In this paper, Christian Schubert elaborates on the political economy driving the implementation of „nudges“ by self-interested (and possibly boundedly rational) policy makers and bureaucrats.
This paper explores the four decades of intellectual relationship between the Austrian School economist Ludwig von Mises (1881-1973) and two major representatives of German ordoliberalism, Walter Eucken (1891-1950) and Wilhelm Röpke (1899-1966). The timespan covered starts in the early 1920s and terminates with Röpke’s passing in 1966. The central goal of the paper is to provide a more nuanced understanding of the reasons for the hostile climate and the confrontation patterns than earlier narratives in secondary literature.
Nationalisme, libéralisme et post-modernité.
This is the first-ever English translation of an 1891 essay by Carl Menger published in the most important newspaper of the Habsburg Empire, the Neue Freie Presse. Menger writes the piece as a defense of classical political economy in general and of Adam Smith in particular, focusing on misinterpretations of Smith’s work by the Younger Historical School in Germany.
Wenn es ein einfaches Zurück zur alten Ordnungsökonomik nicht geben kann, wie könnte dann eine Neue Ordnungsökonomik aussehen, die auch explizit an internationale Diskurse anschließt, sich aber gleichzeitig in der Tradition Euckens, Böhms und Röpkes sieht?
Adam Smith famously argued that increased competition in religion would result in more religious tolerance and that the benefits of competition in the marketplace would also be seen in religious instruction when many religious sects are tolerated. We use a cross-section of a maximum of 167 countries to explore whether increased religious competition results in less governmental regulation of religion and less governmental favoritism of religion.
This paper analyses the role of Lord Robbins’ definition of economics (RDE) emphasizing scarcity and choice, as well as its usefulness for clarifying the foundations of contextual economics.
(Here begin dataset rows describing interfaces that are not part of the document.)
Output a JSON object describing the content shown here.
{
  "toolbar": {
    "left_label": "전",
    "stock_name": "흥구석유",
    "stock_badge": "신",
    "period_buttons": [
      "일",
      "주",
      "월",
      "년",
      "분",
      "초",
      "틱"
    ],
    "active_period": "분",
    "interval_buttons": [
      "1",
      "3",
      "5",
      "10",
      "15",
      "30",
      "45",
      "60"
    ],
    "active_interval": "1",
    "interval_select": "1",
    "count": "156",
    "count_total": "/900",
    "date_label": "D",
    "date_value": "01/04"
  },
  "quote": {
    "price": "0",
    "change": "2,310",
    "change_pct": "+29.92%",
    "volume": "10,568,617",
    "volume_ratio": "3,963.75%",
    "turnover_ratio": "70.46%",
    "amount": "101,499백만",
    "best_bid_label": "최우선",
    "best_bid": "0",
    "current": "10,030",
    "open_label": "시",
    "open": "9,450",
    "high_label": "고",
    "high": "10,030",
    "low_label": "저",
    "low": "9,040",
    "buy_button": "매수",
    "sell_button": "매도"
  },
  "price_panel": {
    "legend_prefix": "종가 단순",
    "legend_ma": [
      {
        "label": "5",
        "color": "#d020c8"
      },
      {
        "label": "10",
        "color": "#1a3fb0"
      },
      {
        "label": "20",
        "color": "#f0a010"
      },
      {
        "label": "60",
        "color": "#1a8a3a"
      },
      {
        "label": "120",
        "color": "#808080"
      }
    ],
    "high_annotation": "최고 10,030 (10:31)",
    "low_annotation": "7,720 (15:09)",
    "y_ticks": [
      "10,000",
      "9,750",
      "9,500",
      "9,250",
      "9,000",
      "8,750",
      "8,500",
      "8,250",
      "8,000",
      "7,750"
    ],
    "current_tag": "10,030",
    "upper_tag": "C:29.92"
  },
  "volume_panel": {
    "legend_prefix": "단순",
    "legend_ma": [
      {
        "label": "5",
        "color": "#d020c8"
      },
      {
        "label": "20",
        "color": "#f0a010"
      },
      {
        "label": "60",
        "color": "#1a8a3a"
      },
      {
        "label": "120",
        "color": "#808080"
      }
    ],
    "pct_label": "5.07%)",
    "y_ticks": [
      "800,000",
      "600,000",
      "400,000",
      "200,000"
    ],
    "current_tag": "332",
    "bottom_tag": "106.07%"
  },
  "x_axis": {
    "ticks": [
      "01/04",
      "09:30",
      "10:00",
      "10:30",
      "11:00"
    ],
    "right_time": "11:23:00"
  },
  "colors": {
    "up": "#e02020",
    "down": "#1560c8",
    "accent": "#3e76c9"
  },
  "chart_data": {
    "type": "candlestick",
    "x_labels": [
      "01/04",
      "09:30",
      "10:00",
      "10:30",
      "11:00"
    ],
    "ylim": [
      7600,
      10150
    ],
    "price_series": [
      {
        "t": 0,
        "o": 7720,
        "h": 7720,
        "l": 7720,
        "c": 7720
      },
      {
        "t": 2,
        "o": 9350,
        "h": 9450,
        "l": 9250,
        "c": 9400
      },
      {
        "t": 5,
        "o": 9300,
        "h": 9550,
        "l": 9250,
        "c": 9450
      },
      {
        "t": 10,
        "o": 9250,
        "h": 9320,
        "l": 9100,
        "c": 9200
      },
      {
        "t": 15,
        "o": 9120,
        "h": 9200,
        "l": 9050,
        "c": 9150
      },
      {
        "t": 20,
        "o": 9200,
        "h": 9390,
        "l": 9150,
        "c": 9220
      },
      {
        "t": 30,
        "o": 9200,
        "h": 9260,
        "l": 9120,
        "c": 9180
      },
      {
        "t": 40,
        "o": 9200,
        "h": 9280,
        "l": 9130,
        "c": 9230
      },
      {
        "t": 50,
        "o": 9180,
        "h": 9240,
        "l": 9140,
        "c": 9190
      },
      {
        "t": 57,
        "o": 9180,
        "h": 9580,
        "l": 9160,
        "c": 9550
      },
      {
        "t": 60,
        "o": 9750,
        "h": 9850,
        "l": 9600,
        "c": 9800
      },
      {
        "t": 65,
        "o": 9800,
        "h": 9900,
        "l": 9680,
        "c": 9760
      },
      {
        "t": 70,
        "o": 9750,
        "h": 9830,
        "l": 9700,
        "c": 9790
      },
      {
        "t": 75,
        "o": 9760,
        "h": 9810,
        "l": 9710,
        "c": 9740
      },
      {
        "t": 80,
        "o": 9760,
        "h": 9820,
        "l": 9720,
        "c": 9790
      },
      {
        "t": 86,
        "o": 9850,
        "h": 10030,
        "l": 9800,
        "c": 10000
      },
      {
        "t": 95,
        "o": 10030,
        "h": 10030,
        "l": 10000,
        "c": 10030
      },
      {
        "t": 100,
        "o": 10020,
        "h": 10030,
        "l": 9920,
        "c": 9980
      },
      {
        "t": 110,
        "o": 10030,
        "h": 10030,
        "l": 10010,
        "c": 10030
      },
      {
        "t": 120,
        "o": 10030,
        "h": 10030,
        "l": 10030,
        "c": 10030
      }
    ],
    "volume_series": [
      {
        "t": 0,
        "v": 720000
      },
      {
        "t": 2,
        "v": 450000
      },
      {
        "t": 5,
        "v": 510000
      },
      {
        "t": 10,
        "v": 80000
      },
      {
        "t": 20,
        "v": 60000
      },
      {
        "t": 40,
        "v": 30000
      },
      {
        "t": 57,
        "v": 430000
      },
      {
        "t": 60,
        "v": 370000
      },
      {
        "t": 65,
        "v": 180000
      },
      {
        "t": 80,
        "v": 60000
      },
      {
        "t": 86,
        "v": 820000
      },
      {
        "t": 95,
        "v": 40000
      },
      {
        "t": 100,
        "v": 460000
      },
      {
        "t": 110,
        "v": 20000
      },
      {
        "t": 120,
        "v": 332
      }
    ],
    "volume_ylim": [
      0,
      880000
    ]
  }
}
Dr. Karen Horn has interviewed Israel M. Kirzner for the academic journal Perspektiven der Wirtschaftspolitik. An English-language version has now been published by the online magazine CapX. Here is Kirzner’s take on neoclassical economics: „For neoclassicals, the entrepreneurial element is a nuisance, a pest, something they would wish to eliminate because it makes it difficult or in fact impossible for them to derive clear results.“